The “Malaysia Solution” offers no disincentive either to people smugglers nor their customers; if an asylum seeker happens to be at least the 801st arrival, there’s an excellent chance they’ll never set foot on Malaysian soil anyway — and so the whole thing starts again (although I’d wager the ALP is betting it may be back in opposition by then, should such a scenario ever arise).
And whatever else the Labor Party says it proposes, or will concede to the Liberals, it is a stated non-negotiable that the government will not agree to anything that does not include the “Malaysia Solution” at its core.
In light of all of this, it’s no wonder at all that Abbott and the Liberals refuse to negotiate with the government; indeed, they should be commended for that exact refusal. As Abbott said on Fairfax radio this morning, there is no point in negotiating just for the sake of negotiating.
But the comments by Dreyfus, implying that Abbott sought to gain politically from drownings at sea, are so insidious as to barely warrant comment.
Yet I do so on account of the fact that Dreyfus has betrayed the true spirit of Labor’s approach to this issue: carry on like a petulant child, and then — when things don’t go to plan — get really, really nasty.
On one level, though, Dreyfus is right: these matters directly concern and affect people’s lives in an actual sense; not to resolve these issues is to virtually guarantee more asylum seekers will die en route to Australia.
Which is why the Liberal Party position is the principled stand, and the Labor position flawed on just about every level imaginable.
Despite my political differences with them — and those differences, obviously, are considerable — I refuse to believe that the vast majority of Labor’s federal MPs are anything other than decent well-meaning people, even if they are wrong.
Even if a small few show themselves up from time to time to be Neanderthals and grubs, as Dreyfus did this morning.

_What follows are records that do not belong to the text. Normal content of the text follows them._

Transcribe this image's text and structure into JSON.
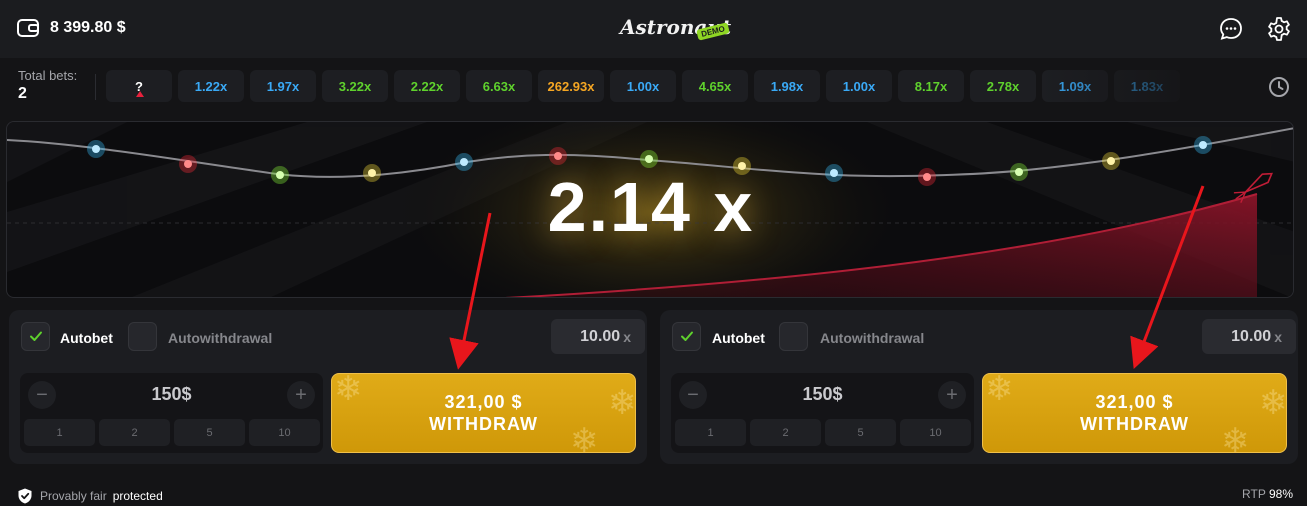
{
  "header": {
    "balance": "8 399.80 $",
    "logo_text": "Astronaut",
    "demo_badge": "DEMO"
  },
  "history": {
    "total_bets_label": "Total bets:",
    "total_bets_value": "2",
    "current_label": "?",
    "items": [
      {
        "value": "1.22x",
        "color": "#3aa9f5"
      },
      {
        "value": "1.97x",
        "color": "#3aa9f5"
      },
      {
        "value": "3.22x",
        "color": "#5fd12d"
      },
      {
        "value": "2.22x",
        "color": "#5fd12d"
      },
      {
        "value": "6.63x",
        "color": "#5fd12d"
      },
      {
        "value": "262.93x",
        "color": "#f5a623"
      },
      {
        "value": "1.00x",
        "color": "#3aa9f5"
      },
      {
        "value": "4.65x",
        "color": "#5fd12d"
      },
      {
        "value": "1.98x",
        "color": "#3aa9f5"
      },
      {
        "value": "1.00x",
        "color": "#3aa9f5"
      },
      {
        "value": "8.17x",
        "color": "#5fd12d"
      },
      {
        "value": "2.78x",
        "color": "#5fd12d"
      },
      {
        "value": "1.09x",
        "color": "#3aa9f5"
      },
      {
        "value": "1.83x",
        "color": "#3aa9f5"
      }
    ]
  },
  "game": {
    "multiplier": "2.14",
    "multiplier_suffix": "x"
  },
  "panels": [
    {
      "autobet_label": "Autobet",
      "autowithdraw_label": "Autowithdrawal",
      "autobet_checked": true,
      "target_value": "10.00",
      "target_suffix": "x",
      "amount": "150$",
      "minus": "−",
      "plus": "+",
      "quick": [
        "1",
        "2",
        "5",
        "10"
      ],
      "withdraw_amount": "321,00 $",
      "withdraw_label": "WITHDRAW"
    },
    {
      "autobet_label": "Autobet",
      "autowithdraw_label": "Autowithdrawal",
      "autobet_checked": true,
      "target_value": "10.00",
      "target_suffix": "x",
      "amount": "150$",
      "minus": "−",
      "plus": "+",
      "quick": [
        "1",
        "2",
        "5",
        "10"
      ],
      "withdraw_amount": "321,00 $",
      "withdraw_label": "WITHDRAW"
    }
  ],
  "footer": {
    "provably_fair": "Provably fair",
    "protected": "protected",
    "rtp_label": "RTP",
    "rtp_value": "98%"
  },
  "colors": {
    "accent_gold": "#d9a410",
    "check_green": "#5fd12d",
    "curve_red": "#7a0f22"
  }
}
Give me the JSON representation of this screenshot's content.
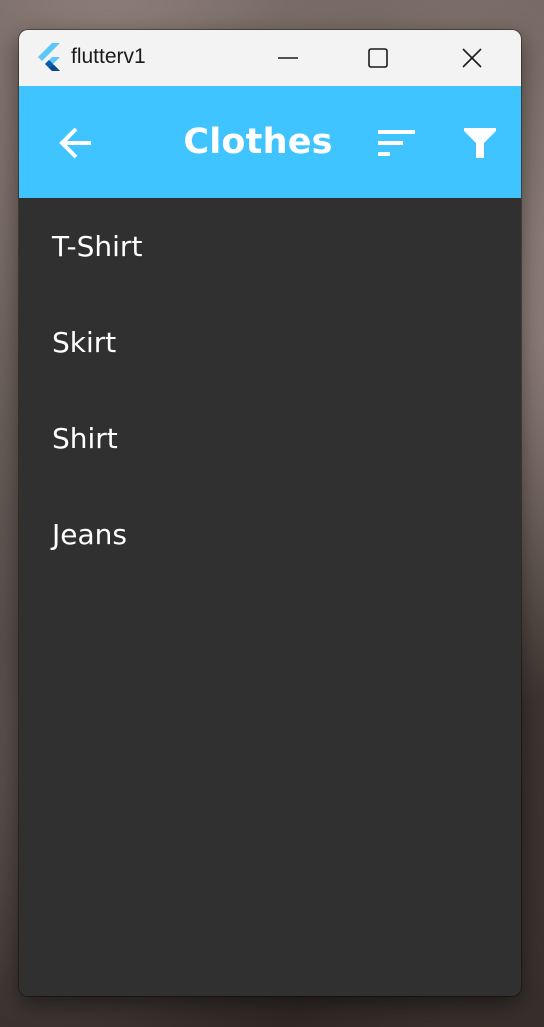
{
  "window": {
    "title": "flutterv1",
    "controls": [
      "minimize-icon",
      "maximize-icon",
      "close-icon"
    ]
  },
  "appbar": {
    "title": "Clothes",
    "color": "#40c4ff",
    "actions": [
      "back-arrow-icon",
      "sort-icon",
      "filter-icon"
    ]
  },
  "list": {
    "items": [
      {
        "label": "T-Shirt"
      },
      {
        "label": "Skirt"
      },
      {
        "label": "Shirt"
      },
      {
        "label": "Jeans"
      }
    ]
  },
  "colors": {
    "background": "#303030",
    "titlebar": "#f3f3f3",
    "text": "#ffffff"
  }
}
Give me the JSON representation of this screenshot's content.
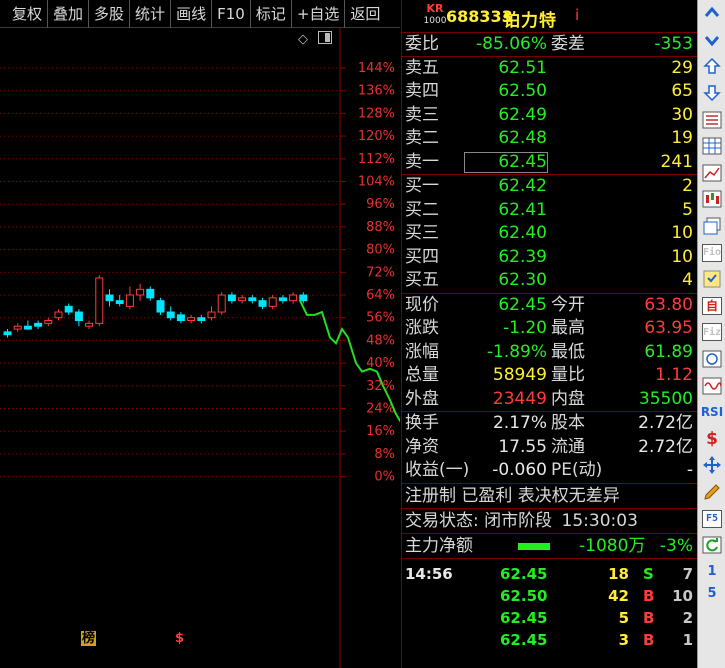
{
  "toolbar": {
    "buttons": [
      "复权",
      "叠加",
      "多股",
      "统计",
      "画线",
      "F10",
      "标记",
      "+自选",
      "返回"
    ]
  },
  "chart": {
    "pct_labels": [
      "144%",
      "136%",
      "128%",
      "120%",
      "112%",
      "104%",
      "96%",
      "88%",
      "80%",
      "72%",
      "64%",
      "56%",
      "48%",
      "40%",
      "32%",
      "24%",
      "16%",
      "8%",
      "0%"
    ],
    "bottom_marks": {
      "bang": "榜",
      "dollar": "$"
    },
    "colors": {
      "up": "#ff3c3c",
      "down": "#00e5ff",
      "grid": "#8b0000",
      "overlay": "#22dd22"
    }
  },
  "stock": {
    "logo_top": "KR",
    "logo_bottom": "1000",
    "code": "688333",
    "name": "铂力特",
    "info_icon": "i"
  },
  "commission": {
    "ratio_label": "委比",
    "ratio_value": "-85.06%",
    "diff_label": "委差",
    "diff_value": "-353"
  },
  "asks": [
    {
      "label": "卖五",
      "price": "62.51",
      "vol": "29"
    },
    {
      "label": "卖四",
      "price": "62.50",
      "vol": "65"
    },
    {
      "label": "卖三",
      "price": "62.49",
      "vol": "30"
    },
    {
      "label": "卖二",
      "price": "62.48",
      "vol": "19"
    },
    {
      "label": "卖一",
      "price": "62.45",
      "vol": "241"
    }
  ],
  "bids": [
    {
      "label": "买一",
      "price": "62.42",
      "vol": "2"
    },
    {
      "label": "买二",
      "price": "62.41",
      "vol": "5"
    },
    {
      "label": "买三",
      "price": "62.40",
      "vol": "10"
    },
    {
      "label": "买四",
      "price": "62.39",
      "vol": "10"
    },
    {
      "label": "买五",
      "price": "62.30",
      "vol": "4"
    }
  ],
  "quote": [
    {
      "l1": "现价",
      "v1": "62.45",
      "c1": "green",
      "l2": "今开",
      "v2": "63.80",
      "c2": "red"
    },
    {
      "l1": "涨跌",
      "v1": "-1.20",
      "c1": "green",
      "l2": "最高",
      "v2": "63.95",
      "c2": "red"
    },
    {
      "l1": "涨幅",
      "v1": "-1.89%",
      "c1": "green",
      "l2": "最低",
      "v2": "61.89",
      "c2": "green"
    },
    {
      "l1": "总量",
      "v1": "58949",
      "c1": "yellow",
      "l2": "量比",
      "v2": "1.12",
      "c2": "red"
    },
    {
      "l1": "外盘",
      "v1": "23449",
      "c1": "red",
      "l2": "内盘",
      "v2": "35500",
      "c2": "green"
    }
  ],
  "fundamentals": [
    {
      "l1": "换手",
      "v1": "2.17%",
      "l2": "股本",
      "v2": "2.72亿"
    },
    {
      "l1": "净资",
      "v1": "17.55",
      "l2": "流通",
      "v2": "2.72亿"
    },
    {
      "l1": "收益(一)",
      "v1": "-0.060",
      "l2": "PE(动)",
      "v2": "-"
    }
  ],
  "tags": "注册制 已盈利 表决权无差异",
  "trade_status": {
    "label": "交易状态:",
    "value": "闭市阶段",
    "time": "15:30:03"
  },
  "main_flow": {
    "label": "主力净额",
    "value": "-1080万",
    "pct": "-3%"
  },
  "ticks": [
    {
      "time": "14:56",
      "price": "62.45",
      "qty": "18",
      "side": "S",
      "n": "7"
    },
    {
      "time": "",
      "price": "62.50",
      "qty": "42",
      "side": "B",
      "n": "10"
    },
    {
      "time": "",
      "price": "62.45",
      "qty": "5",
      "side": "B",
      "n": "2"
    },
    {
      "time": "",
      "price": "62.45",
      "qty": "3",
      "side": "B",
      "n": "1"
    }
  ],
  "iconbar": [
    "chevron-up",
    "chevron-down",
    "arrow-up",
    "arrow-down",
    "tick-list",
    "grid-table",
    "line-chart",
    "kline-chart",
    "pages",
    "F10",
    "info-doc",
    "自",
    "F12",
    "circle",
    "wave",
    "RSI",
    "$",
    "move",
    "pencil",
    "F5",
    "refresh",
    "1",
    "5"
  ]
}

And I would point again to the Greens, Labor’s supposed coalition partners, and simply ask why the government can’t deal with them? Why does it have to be the Liberals who must capitulate to the ALP and its useless policy, when they have their very own coalition partner at hand?
The answer lies in the fact that really, at the end of the day, the agenda of the parties of the Left is as much about denial of the Howard government and its legacy as it is about anything rational, practicably useful, or remotely constructive.
And as much as Gillard likes to rattle and drone on about “getting something done” (there’s another of those descendant slogans of “moving forward” again), if she simply got on and did something — with the support of her party’s ally, the Greens — there wouldn’t even be a continuing debate.
But there would certainly be a policy failure, and one that couldn’t be wiped on the Liberal Party as collateral, and it is this which motivates the political conduct of the Labor Party on this issue as it seeks to avoid yet another strike against its record in government.
And so, on the one hand, we have a policy that worked effectively as intended for seven years until it was abolished; the reinstatement of the Pacific Solution carries a guarantee of Coalition support in Parliament to bring this issue to conclusion.
That policy is opposed by Labor and the Greens for no better reason than the fact John Howard presided over it.
On the other hand, we have this half-baked, unworkable, impractical and downright naive “Malaysia Solution” which will do nothing in the longer run to resolve the boat/asylum seeker issue.
And now — courtesy of Dreyfus — the Coalition may be even less inclined to bail Labor out than ever; for it is one thing to retrospectively vilify a Liberal ex-Prime Minister simply for winning four elections, but it’s another matter altogether to effectively accuse the presumptive Liberal Prime Minister-in-waiting of welcoming the deaths of asylum seekers in the name of political profit.
It’s pretty sordid stuff. Not edifying. Not stylish at all.
Suddenly — as it has on account of so many other issues the Gillard government has mishandled — Labor’s job to fix this mess got that much tougher today.